I have scrolled google for tips about how to work from home and there are hundreds. They pretty much all relate to how you can do it effectively but don't focus on how to do it comfortably. Those that do assume you can create your office at home so can follow the normal ergonomic advice for when you are in the office. Which, by the way, I don't necessarily agree with anyway.
So I shall not give you advice such as: establish a routine, get a separate work area, put on your work clothes etc. Advice like this is ten-a-penny and may be doable only if you are going to work from home permanently. I shall also not advise about legislation and other factors involving working at a PC. This advice can be gained from the HSE web site and you should already know this from your previous in-office DSE workstation assessments.
I shall assume you are at the kitchen table or on the couch or easy chair.

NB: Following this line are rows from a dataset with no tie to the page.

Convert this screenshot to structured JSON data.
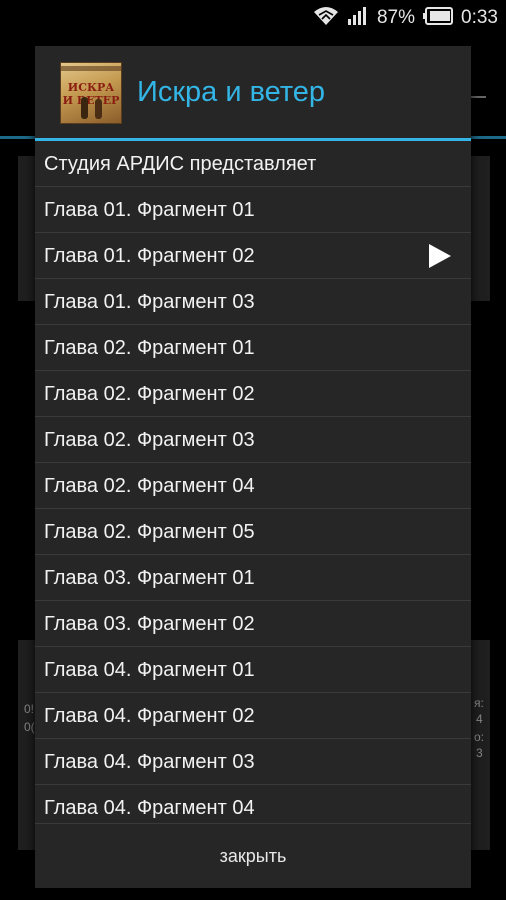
{
  "status_bar": {
    "battery_percent": "87%",
    "time": "0:33",
    "icons": [
      "wifi-icon",
      "signal-icon",
      "battery-icon"
    ]
  },
  "background_app": {
    "left_texts": [
      "0!",
      "0("
    ],
    "right_texts": [
      "я:",
      "4",
      "о:",
      "3"
    ]
  },
  "dialog": {
    "title": "Искра и ветер",
    "cover_text": "ИСКРА И ВЕТЕР",
    "accent_color": "#33b5e5",
    "items": [
      {
        "label": "Студия АРДИС представляет",
        "playing": false
      },
      {
        "label": "Глава 01. Фрагмент 01",
        "playing": false
      },
      {
        "label": "Глава 01. Фрагмент 02",
        "playing": true
      },
      {
        "label": "Глава 01. Фрагмент 03",
        "playing": false
      },
      {
        "label": "Глава 02. Фрагмент 01",
        "playing": false
      },
      {
        "label": "Глава 02. Фрагмент 02",
        "playing": false
      },
      {
        "label": "Глава 02. Фрагмент 03",
        "playing": false
      },
      {
        "label": "Глава 02. Фрагмент 04",
        "playing": false
      },
      {
        "label": "Глава 02. Фрагмент 05",
        "playing": false
      },
      {
        "label": "Глава 03. Фрагмент 01",
        "playing": false
      },
      {
        "label": "Глава 03. Фрагмент 02",
        "playing": false
      },
      {
        "label": "Глава 04. Фрагмент 01",
        "playing": false
      },
      {
        "label": "Глава 04. Фрагмент 02",
        "playing": false
      },
      {
        "label": "Глава 04. Фрагмент 03",
        "playing": false
      },
      {
        "label": "Глава 04. Фрагмент 04",
        "playing": false
      }
    ],
    "close_label": "закрыть"
  }
}
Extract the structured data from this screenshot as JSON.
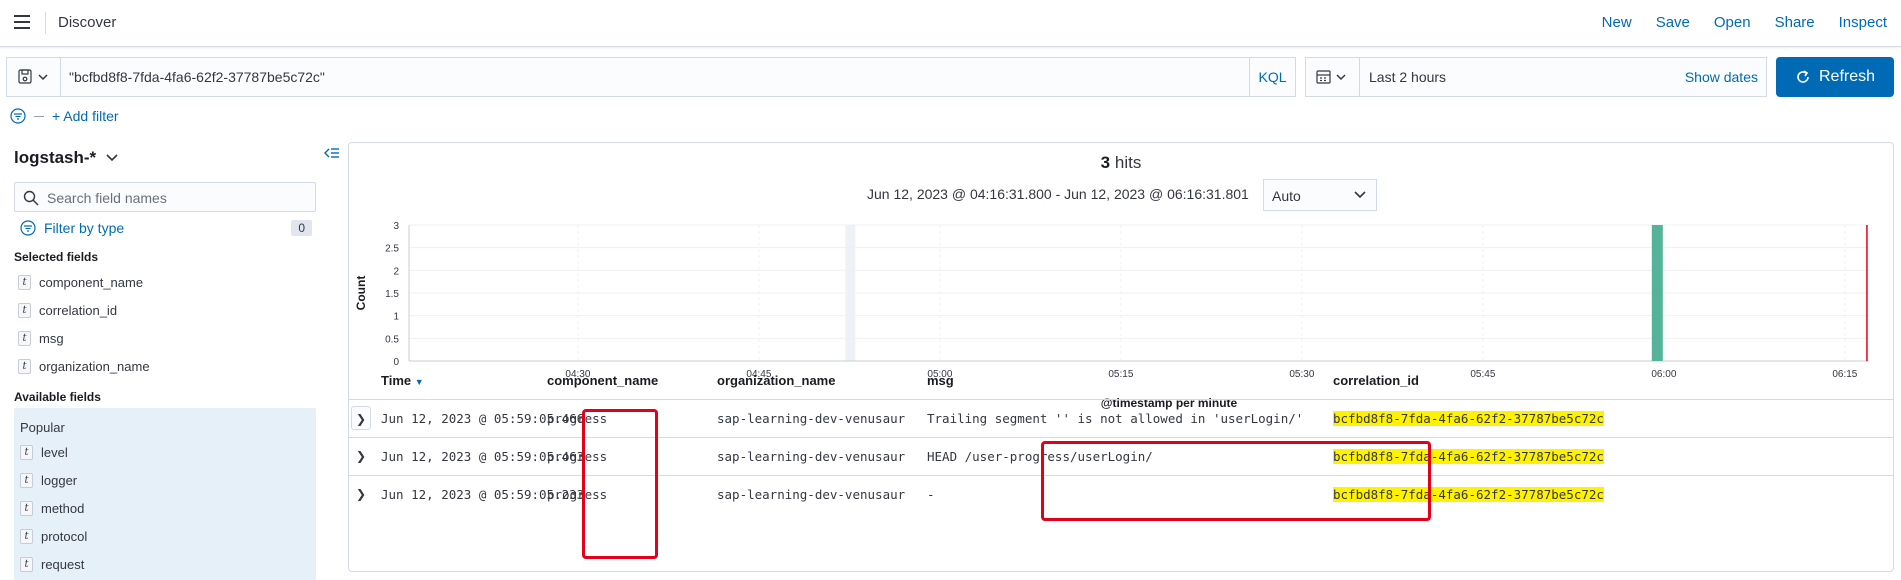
{
  "header": {
    "app_title": "Discover",
    "links": [
      "New",
      "Save",
      "Open",
      "Share",
      "Inspect"
    ]
  },
  "query": {
    "value": "\"bcfbd8f8-7fda-4fa6-62f2-37787be5c72c\"",
    "language": "KQL"
  },
  "datepicker": {
    "range": "Last 2 hours",
    "show_dates": "Show dates"
  },
  "refresh_label": "Refresh",
  "add_filter_label": "+ Add filter",
  "sidebar": {
    "index_pattern": "logstash-*",
    "search_placeholder": "Search field names",
    "filter_by_type": "Filter by type",
    "filter_count": "0",
    "selected_heading": "Selected fields",
    "selected_fields": [
      "component_name",
      "correlation_id",
      "msg",
      "organization_name"
    ],
    "available_heading": "Available fields",
    "popular_heading": "Popular",
    "popular_fields": [
      "level",
      "logger",
      "method",
      "protocol",
      "request"
    ],
    "field_type_glyph": "t"
  },
  "histogram": {
    "hits_count": "3",
    "hits_label": "hits",
    "time_range": "Jun 12, 2023 @ 04:16:31.800 - Jun 12, 2023 @ 06:16:31.801",
    "interval": "Auto",
    "xlabel": "@timestamp per minute"
  },
  "chart_data": {
    "type": "bar",
    "ylabel": "Count",
    "xlabel": "@timestamp per minute",
    "ylim": [
      0,
      3
    ],
    "y_ticks": [
      "0",
      "0.5",
      "1",
      "1.5",
      "2",
      "2.5",
      "3"
    ],
    "x_ticks": [
      "04:30",
      "04:45",
      "05:00",
      "05:15",
      "05:30",
      "05:45",
      "06:00",
      "06:15"
    ],
    "series": [
      {
        "x": [
          "05:59"
        ],
        "values": [
          3
        ]
      }
    ],
    "bar_color": "#54b399",
    "now_line_color": "#e3001b",
    "grid": true
  },
  "table": {
    "columns": [
      "Time",
      "component_name",
      "organization_name",
      "msg",
      "correlation_id"
    ],
    "rows": [
      {
        "time": "Jun 12, 2023 @ 05:59:05.466",
        "component_name": "progress",
        "organization_name": "sap-learning-dev-venusaur",
        "msg": "Trailing segment '' is not allowed in 'userLogin/'",
        "correlation_id": "bcfbd8f8-7fda-4fa6-62f2-37787be5c72c"
      },
      {
        "time": "Jun 12, 2023 @ 05:59:05.463",
        "component_name": "progress",
        "organization_name": "sap-learning-dev-venusaur",
        "msg": "HEAD /user-progress/userLogin/",
        "correlation_id": "bcfbd8f8-7fda-4fa6-62f2-37787be5c72c"
      },
      {
        "time": "Jun 12, 2023 @ 05:59:05.233",
        "component_name": "progress",
        "organization_name": "sap-learning-dev-venusaur",
        "msg": "-",
        "correlation_id": "bcfbd8f8-7fda-4fa6-62f2-37787be5c72c"
      }
    ]
  }
}
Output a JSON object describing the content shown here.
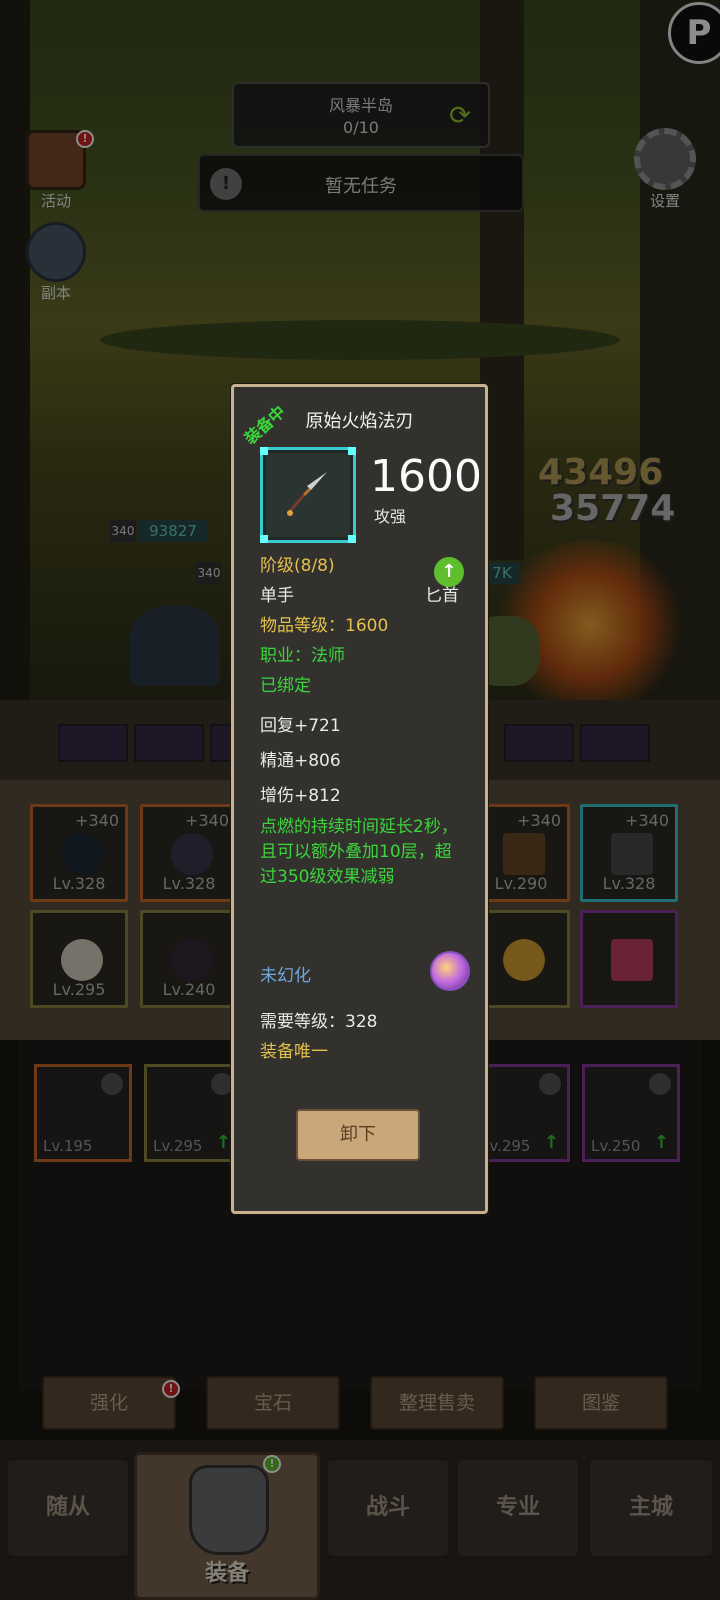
{
  "hud": {
    "zone_name": "风暴半岛",
    "zone_progress": "0/10",
    "task_text": "暂无任务",
    "activity_label": "活动",
    "dungeon_label": "副本",
    "settings_label": "设置",
    "damage_numbers": [
      "43496",
      "35774"
    ],
    "enemy_level_1": "340",
    "enemy_hp_1": "93827",
    "enemy_level_2": "340",
    "enemy_hp_2": "7K"
  },
  "equipment_slots": [
    {
      "plus": "+340",
      "level": "Lv.328",
      "color": "#c8682a"
    },
    {
      "plus": "+340",
      "level": "Lv.328",
      "color": "#c8682a"
    },
    {
      "plus": "+340",
      "level": "Lv.290",
      "color": "#c8682a"
    },
    {
      "plus": "+340",
      "level": "Lv.328",
      "color": "#39c9d0"
    },
    {
      "plus": "",
      "level": "Lv.295",
      "color": "#8a8640"
    },
    {
      "plus": "",
      "level": "Lv.240",
      "color": "#8a8640"
    },
    {
      "plus": "",
      "level": "",
      "color": "#8a8640"
    },
    {
      "plus": "",
      "level": "",
      "color": "#8a3aa0"
    }
  ],
  "bag_slots": [
    {
      "level": "Lv.195",
      "color": "#c8682a",
      "upgrade": false
    },
    {
      "level": "Lv.295",
      "color": "#8a8640",
      "upgrade": true
    },
    {
      "level": "Lv.295",
      "color": "#8a3aa0",
      "upgrade": true
    },
    {
      "level": "Lv.250",
      "color": "#8a3aa0",
      "upgrade": true
    }
  ],
  "action_tabs": [
    "强化",
    "宝石",
    "整理售卖",
    "图鉴"
  ],
  "nav": {
    "companion": "随从",
    "equipment": "装备",
    "battle": "战斗",
    "profession": "专业",
    "main_city": "主城"
  },
  "item": {
    "equipped_tag": "装备中",
    "name": "原始火焰法刃",
    "power": "1600",
    "power_label": "攻强",
    "tier": "阶级(8/8)",
    "hand": "单手",
    "weapon_type": "匕首",
    "item_level": "物品等级：1600",
    "class": "职业：法师",
    "bound": "已绑定",
    "stats": [
      "回复+721",
      "精通+806",
      "增伤+812"
    ],
    "effect": "点燃的持续时间延长2秒，且可以额外叠加10层，超过350级效果减弱",
    "transmog": "未幻化",
    "required_level": "需要等级：328",
    "unique": "装备唯一",
    "unequip_button": "卸下"
  }
}
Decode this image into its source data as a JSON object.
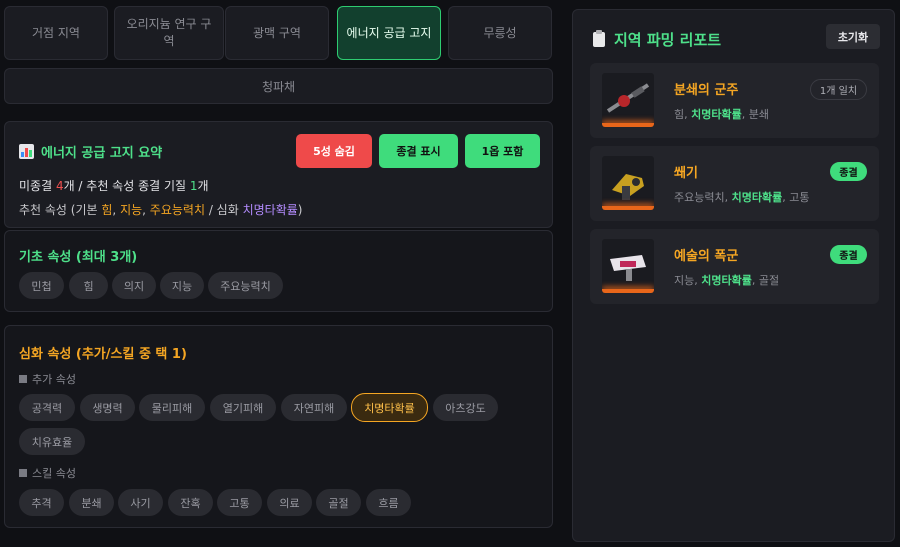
{
  "tabs": [
    "거점 지역",
    "오리지늄 연구 구역",
    "광맥 구역",
    "에너지 공급 고지",
    "무릉성"
  ],
  "tab_wide": "청파채",
  "summary": {
    "title": "에너지 공급 고지 요약",
    "btn_hide5": "5성 숨김",
    "btn_final": "종결 표시",
    "btn_include": "1옵 포함",
    "line1_a": "미종결 ",
    "line1_b": "4",
    "line1_c": "개 / 추천 속성 종결 기질 ",
    "line1_d": "1",
    "line1_e": "개",
    "line2_a": "추천 속성 (기본 ",
    "line2_b": "힘",
    "line2_c": ", ",
    "line2_d": "지능",
    "line2_e": ", ",
    "line2_f": "주요능력치",
    "line2_g": " / 심화 ",
    "line2_h": "치명타확률",
    "line2_i": ")"
  },
  "basic": {
    "title": "기초 속성 (최대 3개)",
    "chips": [
      "민첩",
      "힘",
      "의지",
      "지능",
      "주요능력치"
    ]
  },
  "advanced": {
    "title": "심화 속성 (추가/스킬 중 택 1)",
    "extra_label": "추가 속성",
    "extra_chips": [
      "공격력",
      "생명력",
      "물리피해",
      "열기피해",
      "자연피해",
      "치명타확률",
      "아츠강도",
      "치유효율"
    ],
    "skill_label": "스킬 속성",
    "skill_chips": [
      "추격",
      "분쇄",
      "사기",
      "잔혹",
      "고통",
      "의료",
      "골절",
      "흐름"
    ]
  },
  "report": {
    "title": "지역 파밍 리포트",
    "reset": "초기화",
    "cards": [
      {
        "name": "분쇄의 군주",
        "badge": "1개 일치",
        "a1": "힘",
        "a2": "치명타확률",
        "a3": "분쇄"
      },
      {
        "name": "쐐기",
        "badge": "종결",
        "a1": "주요능력치",
        "a2": "치명타확률",
        "a3": "고통"
      },
      {
        "name": "예술의 폭군",
        "badge": "종결",
        "a1": "지능",
        "a2": "치명타확률",
        "a3": "골절"
      }
    ]
  },
  "colors": {
    "accent_green": "#4ee08a",
    "accent_orange": "#f5a623",
    "accent_red": "#ef4a4a",
    "accent_purple": "#b48cff"
  }
}
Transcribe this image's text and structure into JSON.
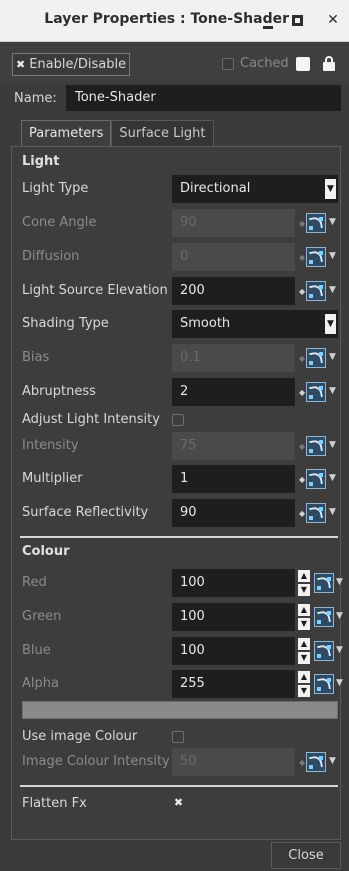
{
  "window": {
    "title": "Layer Properties : Tone-Shader",
    "minimize_icon": "minimize-icon",
    "maximize_icon": "maximize-icon",
    "close_icon": "close-icon"
  },
  "topbar": {
    "enable_label": "Enable/Disable",
    "enable_checked": true,
    "cached_label": "Cached",
    "cached_checked": false
  },
  "name": {
    "label": "Name:",
    "value": "Tone-Shader"
  },
  "tabs": [
    {
      "label": "Parameters",
      "active": true
    },
    {
      "label": "Surface Light",
      "active": false
    }
  ],
  "light": {
    "section_title": "Light",
    "light_type": {
      "label": "Light Type",
      "value": "Directional"
    },
    "cone_angle": {
      "label": "Cone Angle",
      "value": "90"
    },
    "diffusion": {
      "label": "Diffusion",
      "value": "0"
    },
    "elevation": {
      "label": "Light Source Elevation",
      "value": "200"
    },
    "shading_type": {
      "label": "Shading Type",
      "value": "Smooth"
    },
    "bias": {
      "label": "Bias",
      "value": "0.1"
    },
    "abruptness": {
      "label": "Abruptness",
      "value": "2"
    },
    "adjust_intensity": {
      "label": "Adjust Light Intensity",
      "checked": false
    },
    "intensity": {
      "label": "Intensity",
      "value": "75"
    },
    "multiplier": {
      "label": "Multiplier",
      "value": "1"
    },
    "reflectivity": {
      "label": "Surface Reflectivity",
      "value": "90"
    }
  },
  "colour": {
    "section_title": "Colour",
    "red": {
      "label": "Red",
      "value": "100"
    },
    "green": {
      "label": "Green",
      "value": "100"
    },
    "blue": {
      "label": "Blue",
      "value": "100"
    },
    "alpha": {
      "label": "Alpha",
      "value": "255"
    },
    "swatch_color": "#8a8a8a",
    "use_image": {
      "label": "Use image Colour",
      "checked": false
    },
    "image_intensity": {
      "label": "Image Colour Intensity",
      "value": "50"
    }
  },
  "flatten": {
    "label": "Flatten Fx",
    "checked": true
  },
  "footer": {
    "close_label": "Close"
  }
}
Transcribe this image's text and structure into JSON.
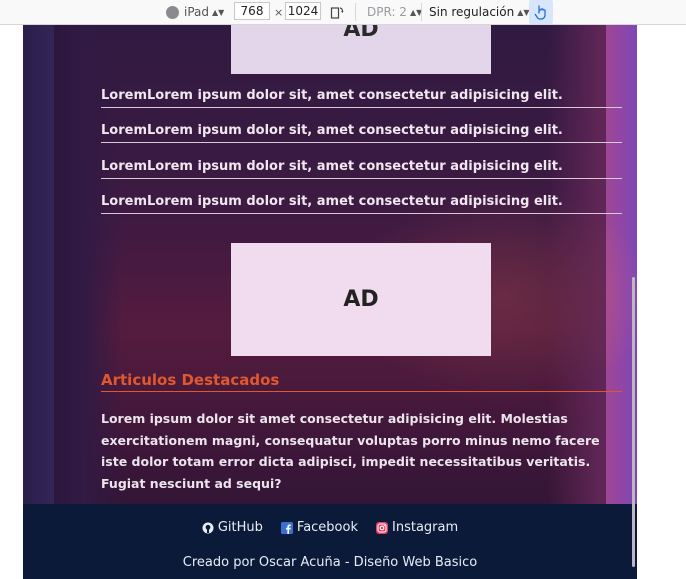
{
  "devtools": {
    "device": "iPad",
    "width": "768",
    "times": "×",
    "height": "1024",
    "dpr": "DPR: 2",
    "throttling": "Sin regulación"
  },
  "page": {
    "top_ad": "AD",
    "list": [
      "LoremLorem ipsum dolor sit, amet consectetur adipisicing elit.",
      "LoremLorem ipsum dolor sit, amet consectetur adipisicing elit.",
      "LoremLorem ipsum dolor sit, amet consectetur adipisicing elit.",
      "LoremLorem ipsum dolor sit, amet consectetur adipisicing elit."
    ],
    "mid_ad": "AD",
    "section_title": "Articulos Destacados",
    "paragraph": "Lorem ipsum dolor sit amet consectetur adipisicing elit. Molestias exercitationem magni, consequatur voluptas porro minus nemo facere iste dolor totam error dicta adipisci, impedit necessitatibus veritatis. Fugiat nesciunt ad sequi?"
  },
  "footer": {
    "links": [
      {
        "label": "GitHub",
        "icon": "github-icon"
      },
      {
        "label": "Facebook",
        "icon": "facebook-icon"
      },
      {
        "label": "Instagram",
        "icon": "instagram-icon"
      }
    ],
    "credits": "Creado por Oscar Acuña - Diseño Web Basico"
  },
  "colors": {
    "accent": "#e0582e",
    "footer_bg": "#0c1a3a",
    "touch_active": "#d8e6fb"
  }
}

The first thing to remember is that most people, when in their office, do not sit as advised by all the ergonomic specialists (right).
The best thing to do is to try to recreate the posture you normally adopt at work. Unless, of course this already gives you back pain – in which case you should be giving me a call or dropping me a message to see why this is!!
The advice I give to workers in the office will be the same when you are at home. Be aware of the strains on your body. Most of the latest research shows little link between “ideal” posture and pain prevention or relief. This is because this posture is modeled on a theoretical ideal based on complicated mathematics and vector physics and doesn't translate to real life. Also, it is one posture and is always the same. There are many "ideal" postures and actually the more you adopt the better. Maybe being at home will be a benefit because you may need to move around a bit more to dodge the kids or the chores.
So I shall highlight the strains, show a few images of where these strains will be and give some tips as to how to alter your posture to relieve them a bit.
I should advise anybody working with a laptop to get either a separate keyboard or monitor and a keyboard stand; lots of cushions; take as many breaks as you can; and work from several different places so as to change posture often.
Strains caused by sitting can generally be grouped into 2 categories. They are usually very low intensity and cumulate without you realising until they have reached a level of pain.
- Stretch. When we relax, if we are not supported, our joints will reach the end of their natural range. Further movement is limited by ligaments. Think of ligaments as very strong and stiff elastic bands. If an elastic band is held on full stretch for long enough it will lose elasticity and eventually snap. Similarly will ligaments, especially those in the lower or mid back, when we sit slouched (the same happens to the spinal discs but takes a lot longer than the short term you will be working from home). Try to support your spine with cushions and don’t allow it to rest on itself.
- Tension. This occurs mostly in muscles and is caused by prolonged static holds. If you hold your arm out horizontally whilst holding a tin of beans you will eventually tire your shoulder and put your arm down. It may take anything from 5 – 20 mins depending how strong you are. If you hold the same straight arm without beans you will last longer. It takes longer for the muscles to tire. The same effect happens if you hold a static posture for long enough, but with one crucial difference: the muscles tire so slowly you don’t realise they are tiring. They become slowly and cumulatively damaged until they are constantly sore even when you rest. This is very common in the shoulders and necks. It is important to try to sit as relaxed as you can without allowing stretch to occur.
Both of these people have too much strain in the top of their back and neck. They are holding the weight of their head (about 5kg) in a static hold. The muscles will become tense and eventually painful. They need to prop their laptop on a pillow or cushion so they don't need to look down so far.
Both low backs seem supported enough to be comfortable for an hour or so. The girl on the left would possibly benefit from an extra cushion in her low back.
Compare these 2 images. Both postures seem similar. However, the chap on the right is more comfortable for one crucial reason - he is more relaxed. The intensity of the man on the left is creating tension in his shoulders, forward head posture and probably tension in his hips. His wrists are over-extended causing tension up the back of his forearms. This is a leading cause of tennis elbow.
As long as the chap on the right has a supported lower back he has very little strain. Also, any increase in intensity or stress will aggravate any strains.
This chap is trying to sit up straight but he is too far away to do so effectively. His strain is up most of his back. He would benefit from moving closer to his PC or moving his keyboard nearer (he appears to have a separate keyboard). His table is too high so he would benefit from tilting his keyboard with a keyboard or laptop stand. With a lumbar support and a higher backed chair he could then relax into the chair to take the strain off his back. Alternating between these 2 postures (relaxing when on a call and sitting up when typing) with simple additions would see him fine.